>>>

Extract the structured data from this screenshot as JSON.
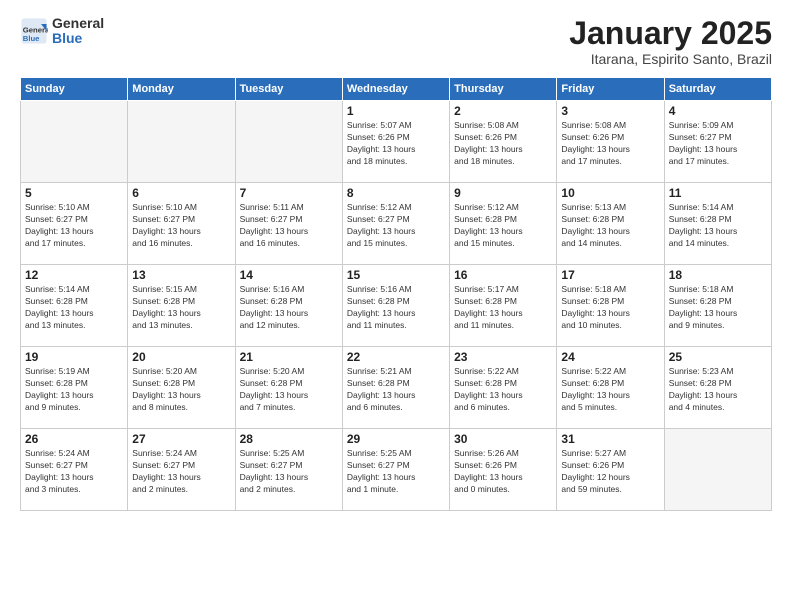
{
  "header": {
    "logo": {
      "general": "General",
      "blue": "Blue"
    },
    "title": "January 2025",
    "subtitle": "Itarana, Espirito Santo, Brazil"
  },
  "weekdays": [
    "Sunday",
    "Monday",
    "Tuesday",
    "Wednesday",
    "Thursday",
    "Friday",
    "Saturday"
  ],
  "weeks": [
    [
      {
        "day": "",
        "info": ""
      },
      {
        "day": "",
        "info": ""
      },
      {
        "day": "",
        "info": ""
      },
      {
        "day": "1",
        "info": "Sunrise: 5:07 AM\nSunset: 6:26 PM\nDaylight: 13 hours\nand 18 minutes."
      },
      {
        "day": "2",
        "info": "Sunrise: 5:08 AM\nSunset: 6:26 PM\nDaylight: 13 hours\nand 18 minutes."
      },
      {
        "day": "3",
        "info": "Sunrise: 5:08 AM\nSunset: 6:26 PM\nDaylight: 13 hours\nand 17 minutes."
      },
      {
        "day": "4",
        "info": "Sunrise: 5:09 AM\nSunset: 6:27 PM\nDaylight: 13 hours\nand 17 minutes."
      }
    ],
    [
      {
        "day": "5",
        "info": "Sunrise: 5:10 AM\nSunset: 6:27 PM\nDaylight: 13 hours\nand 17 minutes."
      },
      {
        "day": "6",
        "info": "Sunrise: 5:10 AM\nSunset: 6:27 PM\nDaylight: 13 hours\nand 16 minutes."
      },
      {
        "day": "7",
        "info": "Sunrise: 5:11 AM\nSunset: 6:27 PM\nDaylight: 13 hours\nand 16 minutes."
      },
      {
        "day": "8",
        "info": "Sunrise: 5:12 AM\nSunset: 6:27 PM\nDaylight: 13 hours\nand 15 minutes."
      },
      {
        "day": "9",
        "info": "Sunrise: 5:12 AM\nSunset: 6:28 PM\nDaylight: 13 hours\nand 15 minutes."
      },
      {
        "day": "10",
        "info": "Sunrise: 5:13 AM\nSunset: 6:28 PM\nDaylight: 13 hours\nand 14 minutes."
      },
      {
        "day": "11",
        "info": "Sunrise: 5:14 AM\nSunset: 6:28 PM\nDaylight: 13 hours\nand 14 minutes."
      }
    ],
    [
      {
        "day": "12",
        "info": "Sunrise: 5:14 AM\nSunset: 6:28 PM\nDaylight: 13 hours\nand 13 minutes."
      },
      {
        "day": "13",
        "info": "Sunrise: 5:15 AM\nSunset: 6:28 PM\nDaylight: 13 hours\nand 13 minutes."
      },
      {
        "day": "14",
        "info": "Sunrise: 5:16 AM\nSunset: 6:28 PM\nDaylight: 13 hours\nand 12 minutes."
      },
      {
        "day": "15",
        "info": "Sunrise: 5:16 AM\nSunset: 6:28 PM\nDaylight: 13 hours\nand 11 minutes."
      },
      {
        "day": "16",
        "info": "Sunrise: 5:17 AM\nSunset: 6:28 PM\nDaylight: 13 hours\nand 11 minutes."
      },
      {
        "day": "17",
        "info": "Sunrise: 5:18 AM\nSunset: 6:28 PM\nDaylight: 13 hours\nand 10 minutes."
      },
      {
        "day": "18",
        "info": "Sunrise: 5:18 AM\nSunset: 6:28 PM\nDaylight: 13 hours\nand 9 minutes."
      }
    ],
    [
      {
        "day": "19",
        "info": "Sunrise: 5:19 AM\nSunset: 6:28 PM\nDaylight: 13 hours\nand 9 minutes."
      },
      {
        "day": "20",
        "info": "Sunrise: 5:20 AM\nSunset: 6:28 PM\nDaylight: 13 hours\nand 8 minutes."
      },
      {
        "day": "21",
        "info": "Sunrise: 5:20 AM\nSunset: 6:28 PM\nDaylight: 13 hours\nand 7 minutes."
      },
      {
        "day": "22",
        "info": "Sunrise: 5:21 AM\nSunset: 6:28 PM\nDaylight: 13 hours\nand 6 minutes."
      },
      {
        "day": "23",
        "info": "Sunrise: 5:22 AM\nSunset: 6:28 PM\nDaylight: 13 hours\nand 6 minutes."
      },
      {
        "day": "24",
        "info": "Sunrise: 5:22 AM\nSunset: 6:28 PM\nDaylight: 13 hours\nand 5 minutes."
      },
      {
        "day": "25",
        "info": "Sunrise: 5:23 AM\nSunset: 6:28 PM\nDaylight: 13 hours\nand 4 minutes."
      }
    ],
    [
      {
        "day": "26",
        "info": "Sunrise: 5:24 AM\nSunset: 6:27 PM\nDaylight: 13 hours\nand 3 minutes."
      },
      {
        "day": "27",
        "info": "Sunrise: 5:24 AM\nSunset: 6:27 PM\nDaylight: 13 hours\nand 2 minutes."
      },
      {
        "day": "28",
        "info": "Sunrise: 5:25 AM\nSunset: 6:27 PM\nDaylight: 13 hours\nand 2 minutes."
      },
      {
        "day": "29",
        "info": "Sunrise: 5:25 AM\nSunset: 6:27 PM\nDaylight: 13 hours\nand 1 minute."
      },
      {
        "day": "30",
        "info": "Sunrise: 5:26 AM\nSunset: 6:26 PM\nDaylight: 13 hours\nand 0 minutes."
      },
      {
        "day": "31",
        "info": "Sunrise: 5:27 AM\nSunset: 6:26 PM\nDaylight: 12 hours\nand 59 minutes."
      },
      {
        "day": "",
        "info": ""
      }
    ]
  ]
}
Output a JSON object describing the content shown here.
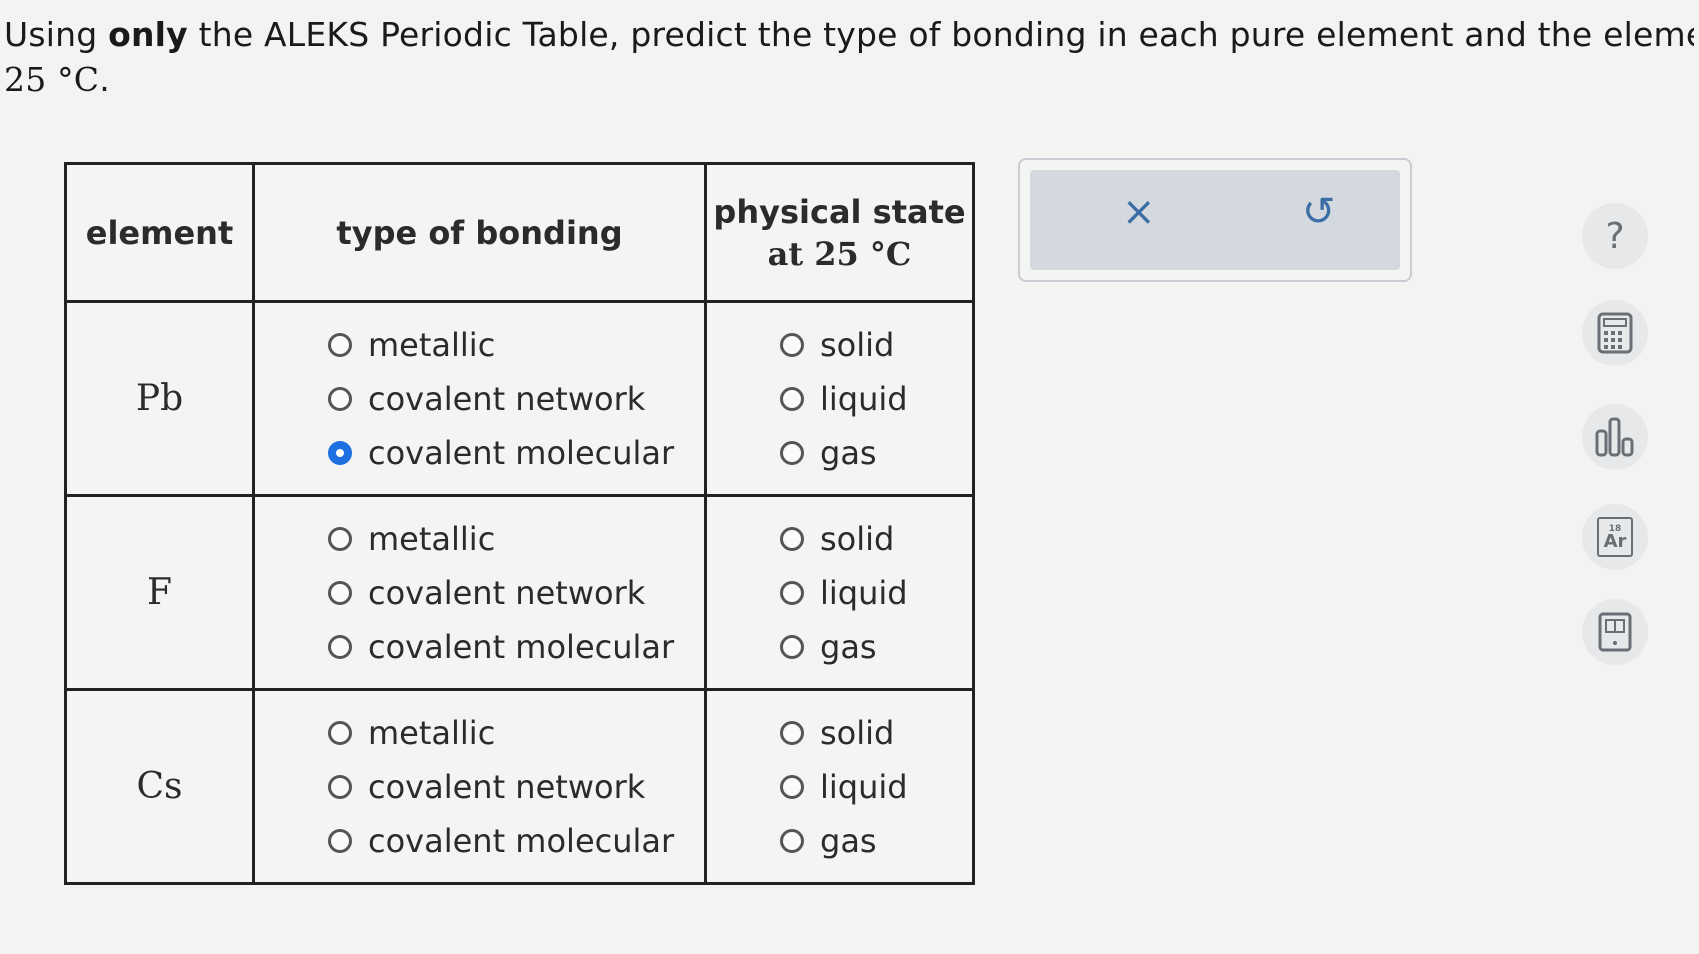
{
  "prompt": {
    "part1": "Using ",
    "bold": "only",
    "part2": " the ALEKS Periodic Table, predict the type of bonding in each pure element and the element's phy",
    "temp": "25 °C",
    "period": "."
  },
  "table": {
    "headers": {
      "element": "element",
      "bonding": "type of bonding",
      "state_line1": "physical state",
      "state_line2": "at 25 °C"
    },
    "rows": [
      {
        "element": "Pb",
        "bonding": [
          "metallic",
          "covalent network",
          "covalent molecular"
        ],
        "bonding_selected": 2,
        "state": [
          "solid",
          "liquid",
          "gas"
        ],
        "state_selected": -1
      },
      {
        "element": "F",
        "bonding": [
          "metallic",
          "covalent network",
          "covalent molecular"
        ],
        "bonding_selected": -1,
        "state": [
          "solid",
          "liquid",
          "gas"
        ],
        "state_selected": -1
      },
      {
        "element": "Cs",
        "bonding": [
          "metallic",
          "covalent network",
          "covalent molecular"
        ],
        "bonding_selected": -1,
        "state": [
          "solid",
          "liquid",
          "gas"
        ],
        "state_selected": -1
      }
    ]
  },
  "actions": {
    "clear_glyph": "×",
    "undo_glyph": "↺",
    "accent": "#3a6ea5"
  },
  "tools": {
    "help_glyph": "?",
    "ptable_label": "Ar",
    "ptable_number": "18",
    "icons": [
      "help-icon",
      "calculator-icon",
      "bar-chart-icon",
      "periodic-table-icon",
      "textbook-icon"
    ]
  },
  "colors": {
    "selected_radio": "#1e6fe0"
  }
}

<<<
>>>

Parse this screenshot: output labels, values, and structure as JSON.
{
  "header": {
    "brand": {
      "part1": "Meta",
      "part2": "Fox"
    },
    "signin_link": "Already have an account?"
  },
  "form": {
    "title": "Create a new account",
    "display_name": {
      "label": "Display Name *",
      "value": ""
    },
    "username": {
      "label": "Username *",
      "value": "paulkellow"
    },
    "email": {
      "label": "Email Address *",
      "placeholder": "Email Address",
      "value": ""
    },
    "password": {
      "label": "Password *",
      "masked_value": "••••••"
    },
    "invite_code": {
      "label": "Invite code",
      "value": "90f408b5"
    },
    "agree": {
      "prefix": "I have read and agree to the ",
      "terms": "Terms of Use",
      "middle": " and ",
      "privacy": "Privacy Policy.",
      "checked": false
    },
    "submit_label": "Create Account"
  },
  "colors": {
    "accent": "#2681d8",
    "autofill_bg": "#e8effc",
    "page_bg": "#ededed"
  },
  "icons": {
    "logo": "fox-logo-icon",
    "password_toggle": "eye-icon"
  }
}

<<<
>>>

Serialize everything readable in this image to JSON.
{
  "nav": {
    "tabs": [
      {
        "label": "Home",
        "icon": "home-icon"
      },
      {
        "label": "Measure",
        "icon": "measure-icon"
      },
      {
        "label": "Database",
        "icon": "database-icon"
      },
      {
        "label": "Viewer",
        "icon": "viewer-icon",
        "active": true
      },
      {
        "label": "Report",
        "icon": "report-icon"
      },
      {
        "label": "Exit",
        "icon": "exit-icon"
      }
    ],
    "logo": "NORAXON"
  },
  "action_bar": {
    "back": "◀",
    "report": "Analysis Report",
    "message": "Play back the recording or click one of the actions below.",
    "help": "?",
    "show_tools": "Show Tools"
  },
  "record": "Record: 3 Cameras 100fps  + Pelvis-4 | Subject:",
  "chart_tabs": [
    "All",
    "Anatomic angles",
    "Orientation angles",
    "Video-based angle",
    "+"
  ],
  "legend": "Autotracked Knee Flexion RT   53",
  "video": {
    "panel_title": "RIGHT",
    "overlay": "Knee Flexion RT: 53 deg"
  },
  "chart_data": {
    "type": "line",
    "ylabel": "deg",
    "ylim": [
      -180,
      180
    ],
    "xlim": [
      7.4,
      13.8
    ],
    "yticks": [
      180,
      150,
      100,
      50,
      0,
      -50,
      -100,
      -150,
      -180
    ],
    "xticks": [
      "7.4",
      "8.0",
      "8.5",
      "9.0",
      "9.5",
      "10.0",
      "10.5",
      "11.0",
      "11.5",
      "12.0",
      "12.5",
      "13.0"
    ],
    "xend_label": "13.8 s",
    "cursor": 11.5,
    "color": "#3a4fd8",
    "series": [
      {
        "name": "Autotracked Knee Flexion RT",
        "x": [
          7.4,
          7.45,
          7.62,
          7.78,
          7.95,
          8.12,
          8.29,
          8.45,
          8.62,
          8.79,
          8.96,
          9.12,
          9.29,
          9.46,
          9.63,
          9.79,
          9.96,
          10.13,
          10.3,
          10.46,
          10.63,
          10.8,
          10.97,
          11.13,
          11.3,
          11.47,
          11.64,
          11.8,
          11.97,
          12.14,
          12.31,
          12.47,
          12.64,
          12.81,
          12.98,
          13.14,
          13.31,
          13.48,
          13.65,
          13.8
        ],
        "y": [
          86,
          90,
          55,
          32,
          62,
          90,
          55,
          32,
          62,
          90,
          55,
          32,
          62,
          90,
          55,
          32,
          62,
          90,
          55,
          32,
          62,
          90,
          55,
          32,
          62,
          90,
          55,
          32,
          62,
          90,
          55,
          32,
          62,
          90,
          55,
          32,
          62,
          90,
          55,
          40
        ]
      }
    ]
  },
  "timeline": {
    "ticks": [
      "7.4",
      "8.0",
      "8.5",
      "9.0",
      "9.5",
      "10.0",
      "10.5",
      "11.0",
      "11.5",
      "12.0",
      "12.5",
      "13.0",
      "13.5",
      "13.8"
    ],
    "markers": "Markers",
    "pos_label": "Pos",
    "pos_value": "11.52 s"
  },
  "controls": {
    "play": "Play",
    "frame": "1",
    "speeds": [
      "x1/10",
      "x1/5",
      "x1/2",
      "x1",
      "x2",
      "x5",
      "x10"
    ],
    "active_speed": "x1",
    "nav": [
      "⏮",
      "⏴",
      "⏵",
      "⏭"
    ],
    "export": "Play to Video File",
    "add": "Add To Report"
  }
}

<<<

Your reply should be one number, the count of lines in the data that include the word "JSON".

4